> **Data to examine**:
○ ○ ○ ○ ○ ○ ○

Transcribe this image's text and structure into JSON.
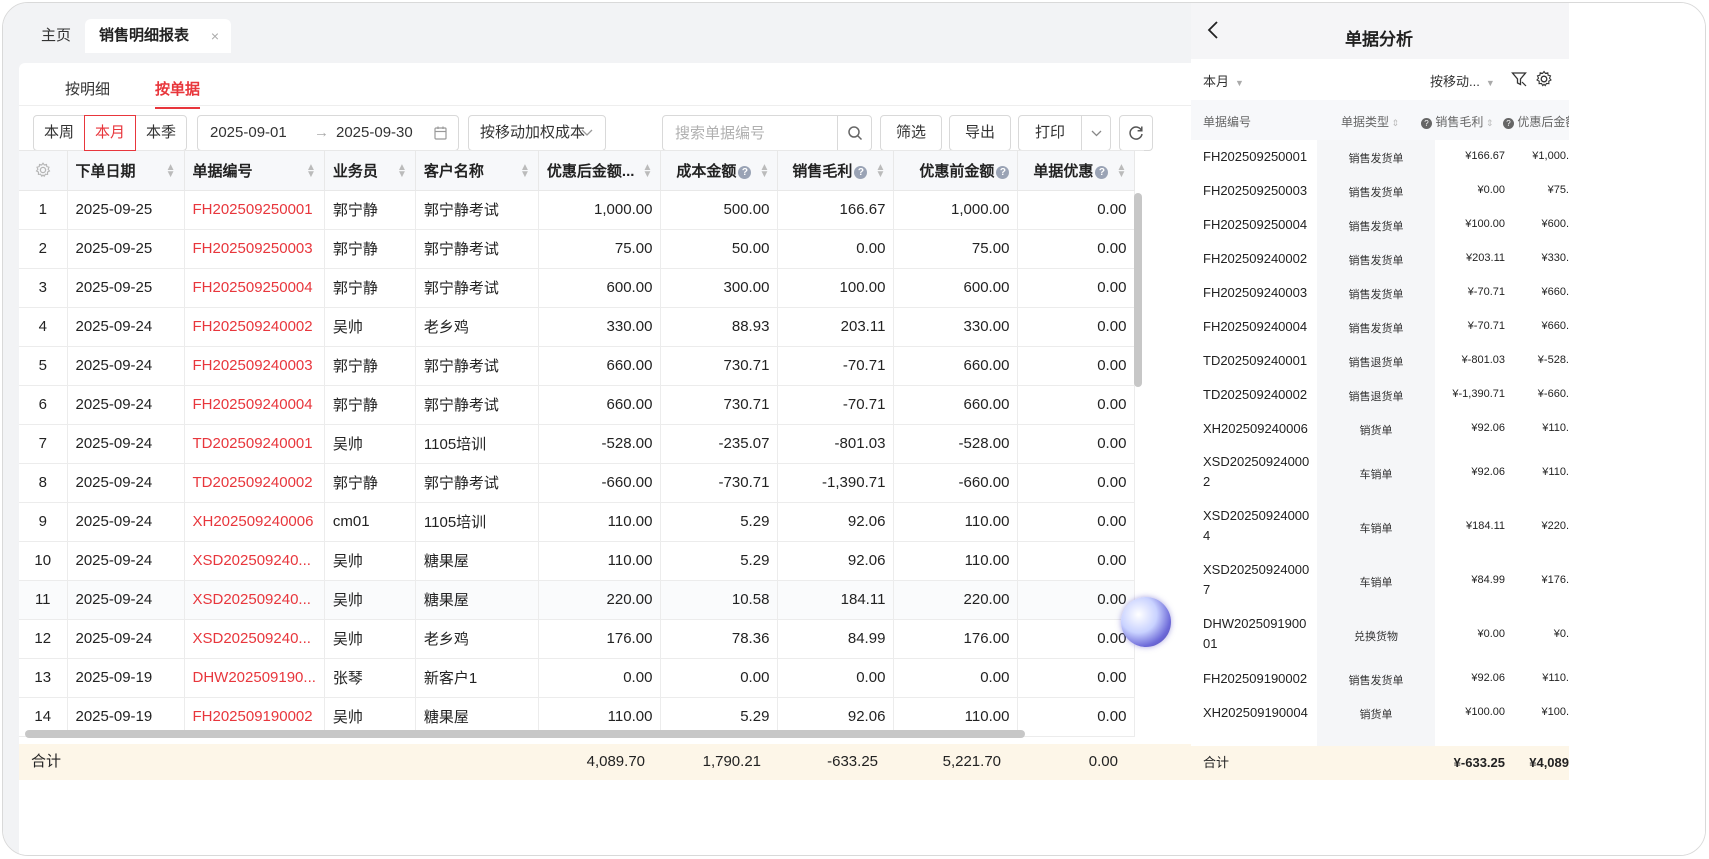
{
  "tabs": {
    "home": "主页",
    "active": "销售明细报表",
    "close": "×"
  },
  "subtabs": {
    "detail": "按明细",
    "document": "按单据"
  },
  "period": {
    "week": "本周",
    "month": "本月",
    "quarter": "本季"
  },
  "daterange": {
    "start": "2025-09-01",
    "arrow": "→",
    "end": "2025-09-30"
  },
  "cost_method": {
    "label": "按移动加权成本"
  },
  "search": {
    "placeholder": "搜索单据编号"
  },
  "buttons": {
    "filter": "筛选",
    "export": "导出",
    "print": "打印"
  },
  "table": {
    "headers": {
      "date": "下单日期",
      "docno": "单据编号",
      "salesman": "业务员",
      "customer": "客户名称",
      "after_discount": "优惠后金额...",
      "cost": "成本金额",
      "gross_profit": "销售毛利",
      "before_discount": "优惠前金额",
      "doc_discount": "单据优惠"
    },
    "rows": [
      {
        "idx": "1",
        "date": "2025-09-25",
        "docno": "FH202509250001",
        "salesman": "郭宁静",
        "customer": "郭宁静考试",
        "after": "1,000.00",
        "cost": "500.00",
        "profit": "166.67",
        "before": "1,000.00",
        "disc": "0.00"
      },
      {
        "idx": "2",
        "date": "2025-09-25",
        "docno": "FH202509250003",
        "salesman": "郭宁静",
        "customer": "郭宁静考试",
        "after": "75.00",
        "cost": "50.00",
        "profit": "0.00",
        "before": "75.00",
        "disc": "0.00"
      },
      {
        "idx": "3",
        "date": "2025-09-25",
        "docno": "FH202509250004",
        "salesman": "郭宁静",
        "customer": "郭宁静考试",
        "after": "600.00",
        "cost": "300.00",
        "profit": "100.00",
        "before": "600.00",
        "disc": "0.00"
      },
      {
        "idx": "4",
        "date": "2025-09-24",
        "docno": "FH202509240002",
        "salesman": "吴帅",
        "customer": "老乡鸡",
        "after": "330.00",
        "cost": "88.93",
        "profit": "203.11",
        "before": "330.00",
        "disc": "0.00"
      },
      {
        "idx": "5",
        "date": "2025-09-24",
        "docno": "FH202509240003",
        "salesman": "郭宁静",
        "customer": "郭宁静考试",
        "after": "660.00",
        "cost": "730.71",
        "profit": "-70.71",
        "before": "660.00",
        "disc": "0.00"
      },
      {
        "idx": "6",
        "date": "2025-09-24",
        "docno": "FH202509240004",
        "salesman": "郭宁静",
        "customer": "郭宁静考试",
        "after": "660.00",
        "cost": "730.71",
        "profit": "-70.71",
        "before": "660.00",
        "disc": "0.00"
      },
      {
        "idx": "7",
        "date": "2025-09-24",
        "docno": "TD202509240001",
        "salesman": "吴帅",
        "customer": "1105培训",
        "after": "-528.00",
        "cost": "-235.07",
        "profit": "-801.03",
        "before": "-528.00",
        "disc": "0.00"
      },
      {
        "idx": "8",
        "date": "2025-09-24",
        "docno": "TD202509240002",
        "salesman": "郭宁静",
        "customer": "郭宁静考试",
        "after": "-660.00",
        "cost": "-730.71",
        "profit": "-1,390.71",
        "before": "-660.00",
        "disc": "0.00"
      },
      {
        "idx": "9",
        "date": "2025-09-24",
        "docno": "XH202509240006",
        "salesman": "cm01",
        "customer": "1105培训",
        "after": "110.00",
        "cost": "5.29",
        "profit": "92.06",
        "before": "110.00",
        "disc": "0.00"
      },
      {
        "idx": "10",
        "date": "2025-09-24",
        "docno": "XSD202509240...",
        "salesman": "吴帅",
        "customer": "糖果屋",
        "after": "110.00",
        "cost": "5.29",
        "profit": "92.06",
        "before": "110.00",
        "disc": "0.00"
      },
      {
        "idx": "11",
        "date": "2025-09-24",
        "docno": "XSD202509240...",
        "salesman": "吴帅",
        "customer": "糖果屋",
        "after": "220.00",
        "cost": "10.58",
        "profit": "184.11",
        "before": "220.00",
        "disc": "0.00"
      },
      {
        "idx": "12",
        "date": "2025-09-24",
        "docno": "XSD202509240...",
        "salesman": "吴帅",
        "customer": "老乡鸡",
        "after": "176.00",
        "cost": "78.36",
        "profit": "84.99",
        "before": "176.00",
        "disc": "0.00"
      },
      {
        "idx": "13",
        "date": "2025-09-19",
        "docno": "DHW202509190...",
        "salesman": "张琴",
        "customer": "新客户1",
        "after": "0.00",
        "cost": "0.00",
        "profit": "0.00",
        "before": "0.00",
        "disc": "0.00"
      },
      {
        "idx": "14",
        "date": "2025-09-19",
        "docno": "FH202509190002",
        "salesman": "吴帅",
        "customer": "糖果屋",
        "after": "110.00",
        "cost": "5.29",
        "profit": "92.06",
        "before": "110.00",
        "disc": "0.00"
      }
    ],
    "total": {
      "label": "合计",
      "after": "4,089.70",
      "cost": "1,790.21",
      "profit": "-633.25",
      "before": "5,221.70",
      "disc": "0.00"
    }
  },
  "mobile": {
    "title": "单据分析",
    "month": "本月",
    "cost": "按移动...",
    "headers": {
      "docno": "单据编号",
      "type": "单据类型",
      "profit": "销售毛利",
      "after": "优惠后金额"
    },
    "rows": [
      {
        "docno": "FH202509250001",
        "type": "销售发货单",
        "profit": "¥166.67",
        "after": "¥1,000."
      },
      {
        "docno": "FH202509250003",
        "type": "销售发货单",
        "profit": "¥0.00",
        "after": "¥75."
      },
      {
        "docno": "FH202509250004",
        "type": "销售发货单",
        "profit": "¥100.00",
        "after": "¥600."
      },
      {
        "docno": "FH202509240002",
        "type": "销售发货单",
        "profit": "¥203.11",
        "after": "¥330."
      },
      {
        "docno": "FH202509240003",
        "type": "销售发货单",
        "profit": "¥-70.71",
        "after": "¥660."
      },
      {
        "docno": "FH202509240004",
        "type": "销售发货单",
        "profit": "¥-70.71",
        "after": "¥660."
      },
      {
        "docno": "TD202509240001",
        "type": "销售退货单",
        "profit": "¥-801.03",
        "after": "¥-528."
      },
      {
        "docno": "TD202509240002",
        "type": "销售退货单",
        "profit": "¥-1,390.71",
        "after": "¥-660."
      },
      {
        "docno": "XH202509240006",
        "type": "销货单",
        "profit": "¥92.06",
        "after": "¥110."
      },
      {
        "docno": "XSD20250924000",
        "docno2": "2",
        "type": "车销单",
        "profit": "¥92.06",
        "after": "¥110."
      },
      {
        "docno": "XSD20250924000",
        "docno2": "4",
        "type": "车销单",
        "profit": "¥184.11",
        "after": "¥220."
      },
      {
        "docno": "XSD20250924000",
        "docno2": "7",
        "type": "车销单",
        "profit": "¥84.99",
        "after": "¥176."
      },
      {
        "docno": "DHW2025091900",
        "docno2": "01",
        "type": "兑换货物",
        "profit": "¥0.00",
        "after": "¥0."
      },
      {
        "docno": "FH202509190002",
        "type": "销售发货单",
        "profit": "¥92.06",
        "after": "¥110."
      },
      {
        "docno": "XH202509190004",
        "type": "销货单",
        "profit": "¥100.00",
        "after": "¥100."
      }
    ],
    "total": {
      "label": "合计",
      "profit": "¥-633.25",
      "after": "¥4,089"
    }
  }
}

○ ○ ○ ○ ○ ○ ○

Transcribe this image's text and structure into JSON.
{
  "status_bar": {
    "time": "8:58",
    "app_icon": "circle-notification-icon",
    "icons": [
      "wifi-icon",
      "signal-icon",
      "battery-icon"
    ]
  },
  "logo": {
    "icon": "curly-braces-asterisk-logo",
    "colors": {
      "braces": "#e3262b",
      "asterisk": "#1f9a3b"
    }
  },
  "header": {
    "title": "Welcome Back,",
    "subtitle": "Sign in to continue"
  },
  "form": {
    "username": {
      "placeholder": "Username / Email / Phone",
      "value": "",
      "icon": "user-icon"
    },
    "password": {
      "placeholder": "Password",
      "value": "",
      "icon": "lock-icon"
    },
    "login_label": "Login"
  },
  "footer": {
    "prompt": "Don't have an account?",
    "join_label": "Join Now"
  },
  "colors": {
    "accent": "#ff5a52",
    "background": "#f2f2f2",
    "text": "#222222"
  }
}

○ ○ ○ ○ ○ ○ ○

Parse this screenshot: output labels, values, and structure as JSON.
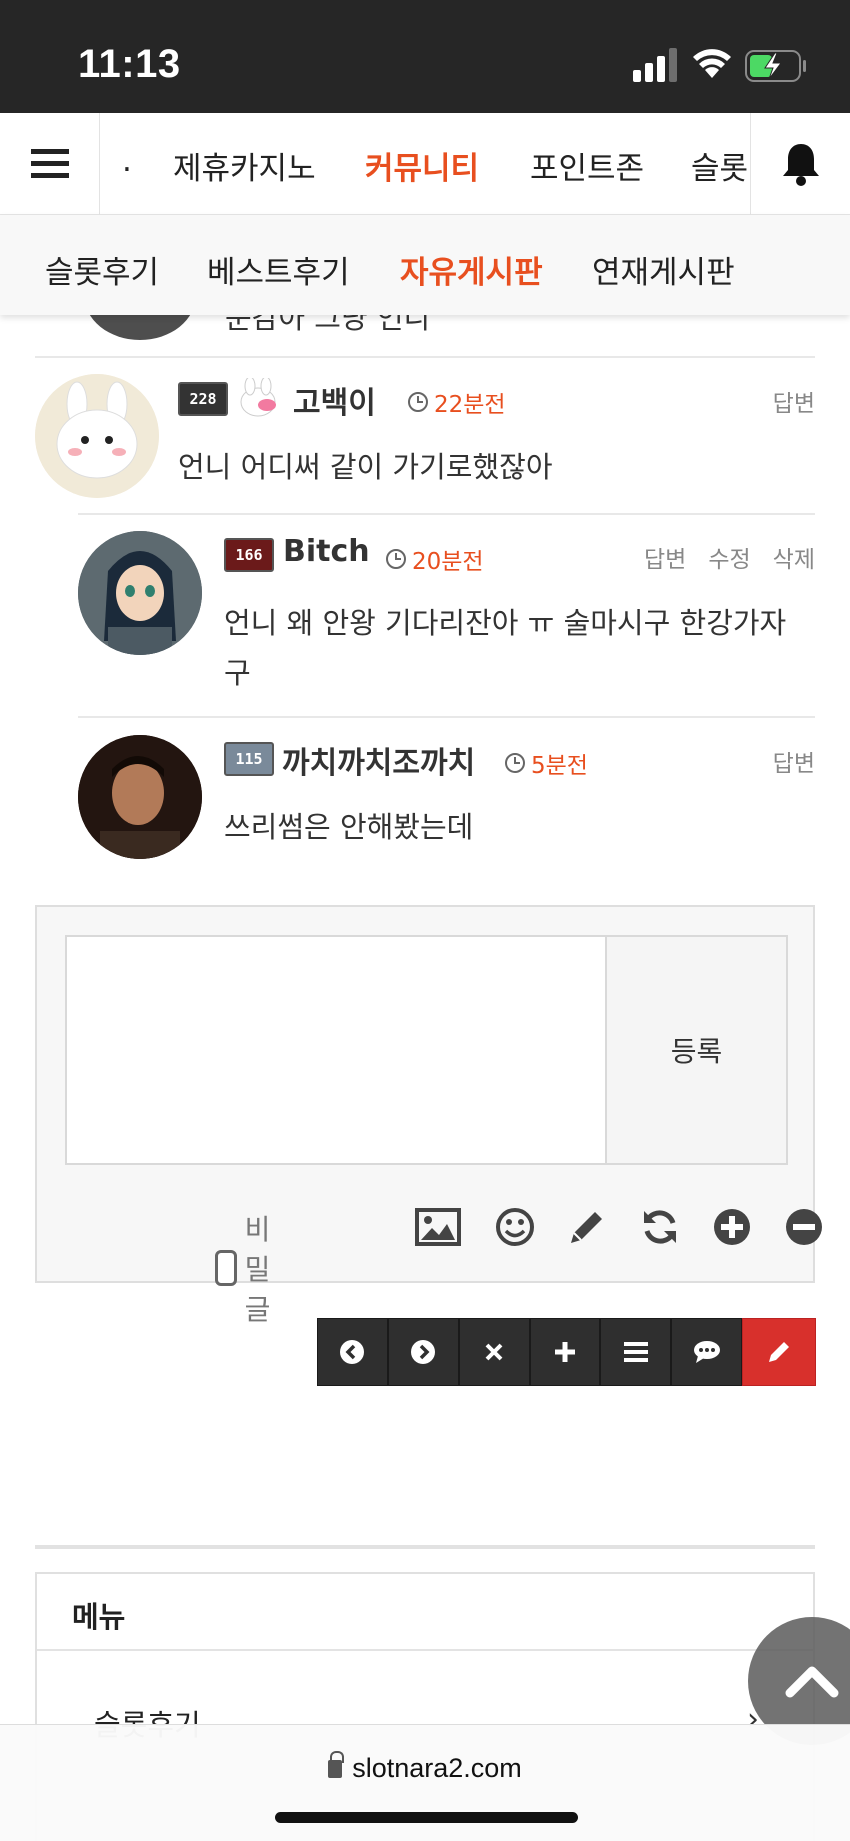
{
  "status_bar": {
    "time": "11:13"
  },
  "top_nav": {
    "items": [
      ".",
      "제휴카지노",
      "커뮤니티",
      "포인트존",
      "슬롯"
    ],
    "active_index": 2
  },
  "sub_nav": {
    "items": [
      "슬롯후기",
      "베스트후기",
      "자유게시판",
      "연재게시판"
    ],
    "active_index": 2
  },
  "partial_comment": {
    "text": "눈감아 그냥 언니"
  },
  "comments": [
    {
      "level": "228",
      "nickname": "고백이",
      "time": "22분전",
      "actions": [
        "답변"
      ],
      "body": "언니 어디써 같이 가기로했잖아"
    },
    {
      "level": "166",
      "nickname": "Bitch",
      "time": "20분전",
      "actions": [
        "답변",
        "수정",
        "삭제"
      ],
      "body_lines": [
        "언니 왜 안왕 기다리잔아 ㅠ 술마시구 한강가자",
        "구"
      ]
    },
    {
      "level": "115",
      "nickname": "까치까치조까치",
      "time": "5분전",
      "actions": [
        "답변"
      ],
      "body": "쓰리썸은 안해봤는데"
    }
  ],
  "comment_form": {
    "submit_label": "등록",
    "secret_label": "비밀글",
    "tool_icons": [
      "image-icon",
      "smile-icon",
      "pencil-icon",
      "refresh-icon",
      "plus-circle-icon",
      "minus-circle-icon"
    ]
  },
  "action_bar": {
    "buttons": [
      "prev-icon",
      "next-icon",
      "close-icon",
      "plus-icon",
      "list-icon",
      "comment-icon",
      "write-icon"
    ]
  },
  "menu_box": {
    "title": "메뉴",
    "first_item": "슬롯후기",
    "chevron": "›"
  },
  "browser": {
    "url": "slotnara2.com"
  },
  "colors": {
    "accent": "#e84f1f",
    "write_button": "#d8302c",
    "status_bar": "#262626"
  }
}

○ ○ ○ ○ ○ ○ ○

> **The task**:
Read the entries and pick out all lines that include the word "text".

> **Result for this exercise**:
Transcribe this image's text and structure into JSON.
Transcribe this image's text and structure into JSON.
    "text": "#222222"
    "text": "눈감아 그냥 언니"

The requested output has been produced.